- Exercise prompt
Tell how many lines in the data below hold the string "level"; give nothing but the number.

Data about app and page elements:
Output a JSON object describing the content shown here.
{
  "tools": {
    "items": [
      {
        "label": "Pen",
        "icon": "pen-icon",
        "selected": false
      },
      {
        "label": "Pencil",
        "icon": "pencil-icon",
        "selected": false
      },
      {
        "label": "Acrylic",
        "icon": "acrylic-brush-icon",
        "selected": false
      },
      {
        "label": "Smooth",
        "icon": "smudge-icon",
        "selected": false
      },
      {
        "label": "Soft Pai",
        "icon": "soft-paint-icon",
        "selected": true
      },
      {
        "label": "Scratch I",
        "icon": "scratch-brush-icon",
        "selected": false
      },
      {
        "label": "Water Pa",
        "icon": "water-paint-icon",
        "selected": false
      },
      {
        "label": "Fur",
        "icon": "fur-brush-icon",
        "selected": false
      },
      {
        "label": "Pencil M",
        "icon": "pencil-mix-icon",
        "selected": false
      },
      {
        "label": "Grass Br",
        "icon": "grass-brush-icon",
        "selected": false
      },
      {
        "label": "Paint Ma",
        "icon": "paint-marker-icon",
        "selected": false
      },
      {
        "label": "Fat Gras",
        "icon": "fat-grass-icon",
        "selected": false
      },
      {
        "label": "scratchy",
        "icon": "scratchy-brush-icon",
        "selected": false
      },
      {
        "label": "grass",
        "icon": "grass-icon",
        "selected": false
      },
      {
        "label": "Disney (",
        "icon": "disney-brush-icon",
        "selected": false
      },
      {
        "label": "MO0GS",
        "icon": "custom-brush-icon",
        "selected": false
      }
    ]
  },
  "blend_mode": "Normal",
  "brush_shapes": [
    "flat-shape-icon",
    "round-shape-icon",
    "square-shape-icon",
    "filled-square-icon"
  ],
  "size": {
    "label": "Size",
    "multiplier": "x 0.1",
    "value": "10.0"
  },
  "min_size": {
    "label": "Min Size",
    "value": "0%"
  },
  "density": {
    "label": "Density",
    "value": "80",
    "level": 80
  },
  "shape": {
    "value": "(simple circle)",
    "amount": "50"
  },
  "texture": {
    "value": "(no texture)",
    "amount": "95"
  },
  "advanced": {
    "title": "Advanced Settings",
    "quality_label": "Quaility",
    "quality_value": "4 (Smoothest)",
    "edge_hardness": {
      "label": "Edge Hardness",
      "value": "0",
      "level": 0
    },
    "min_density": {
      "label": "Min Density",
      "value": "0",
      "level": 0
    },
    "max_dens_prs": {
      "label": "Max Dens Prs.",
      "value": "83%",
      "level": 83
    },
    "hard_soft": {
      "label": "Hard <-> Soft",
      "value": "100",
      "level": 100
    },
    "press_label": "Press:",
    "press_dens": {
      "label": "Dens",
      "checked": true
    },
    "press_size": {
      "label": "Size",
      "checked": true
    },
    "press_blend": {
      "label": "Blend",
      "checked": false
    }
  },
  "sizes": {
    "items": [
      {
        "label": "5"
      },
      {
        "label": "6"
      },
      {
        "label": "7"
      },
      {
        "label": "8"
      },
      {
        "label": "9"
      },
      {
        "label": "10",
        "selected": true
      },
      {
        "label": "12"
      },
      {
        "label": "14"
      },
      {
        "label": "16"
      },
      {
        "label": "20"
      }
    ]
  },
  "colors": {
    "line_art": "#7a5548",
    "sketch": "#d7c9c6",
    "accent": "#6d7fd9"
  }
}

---

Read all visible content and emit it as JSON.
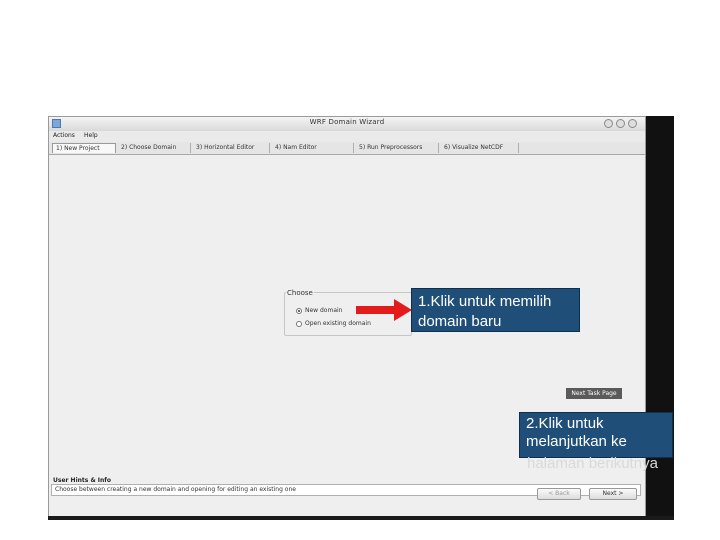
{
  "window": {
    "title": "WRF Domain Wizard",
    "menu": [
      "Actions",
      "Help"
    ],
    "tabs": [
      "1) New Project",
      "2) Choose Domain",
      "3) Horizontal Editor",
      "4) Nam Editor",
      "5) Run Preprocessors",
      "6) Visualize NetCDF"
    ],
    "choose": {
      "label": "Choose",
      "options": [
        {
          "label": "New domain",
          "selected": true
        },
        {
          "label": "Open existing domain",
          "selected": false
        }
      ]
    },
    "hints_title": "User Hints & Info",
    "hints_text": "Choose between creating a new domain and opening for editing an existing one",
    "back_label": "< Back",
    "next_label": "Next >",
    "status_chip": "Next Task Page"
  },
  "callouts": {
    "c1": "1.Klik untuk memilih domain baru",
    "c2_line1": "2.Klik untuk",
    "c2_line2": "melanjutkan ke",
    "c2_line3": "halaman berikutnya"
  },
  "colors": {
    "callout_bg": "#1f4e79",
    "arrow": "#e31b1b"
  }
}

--

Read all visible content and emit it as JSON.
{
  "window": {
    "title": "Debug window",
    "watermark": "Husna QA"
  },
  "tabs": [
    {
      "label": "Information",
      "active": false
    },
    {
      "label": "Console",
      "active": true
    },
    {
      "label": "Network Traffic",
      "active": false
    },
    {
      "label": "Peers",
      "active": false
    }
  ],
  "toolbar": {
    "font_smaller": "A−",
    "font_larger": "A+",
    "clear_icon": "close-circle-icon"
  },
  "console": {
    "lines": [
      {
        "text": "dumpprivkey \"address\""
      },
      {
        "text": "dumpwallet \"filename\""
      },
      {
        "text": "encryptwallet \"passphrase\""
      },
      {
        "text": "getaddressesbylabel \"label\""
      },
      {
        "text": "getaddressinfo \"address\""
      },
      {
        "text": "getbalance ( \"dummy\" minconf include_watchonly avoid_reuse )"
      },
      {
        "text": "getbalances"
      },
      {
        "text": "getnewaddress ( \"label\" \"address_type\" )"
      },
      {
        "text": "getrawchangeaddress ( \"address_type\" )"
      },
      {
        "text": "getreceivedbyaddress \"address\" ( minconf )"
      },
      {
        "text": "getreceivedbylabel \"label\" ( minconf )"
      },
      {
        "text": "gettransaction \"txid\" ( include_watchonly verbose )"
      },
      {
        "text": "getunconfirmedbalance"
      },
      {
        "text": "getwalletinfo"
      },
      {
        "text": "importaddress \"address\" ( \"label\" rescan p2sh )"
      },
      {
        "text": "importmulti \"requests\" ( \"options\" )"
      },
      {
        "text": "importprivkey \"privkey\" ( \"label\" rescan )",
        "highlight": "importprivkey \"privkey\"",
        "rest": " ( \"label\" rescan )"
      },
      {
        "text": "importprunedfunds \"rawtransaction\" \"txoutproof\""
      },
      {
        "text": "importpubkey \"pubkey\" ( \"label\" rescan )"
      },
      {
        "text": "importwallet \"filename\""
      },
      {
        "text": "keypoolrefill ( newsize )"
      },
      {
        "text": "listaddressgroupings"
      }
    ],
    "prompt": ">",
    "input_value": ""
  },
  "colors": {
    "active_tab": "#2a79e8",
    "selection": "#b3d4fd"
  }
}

- Result for this task
5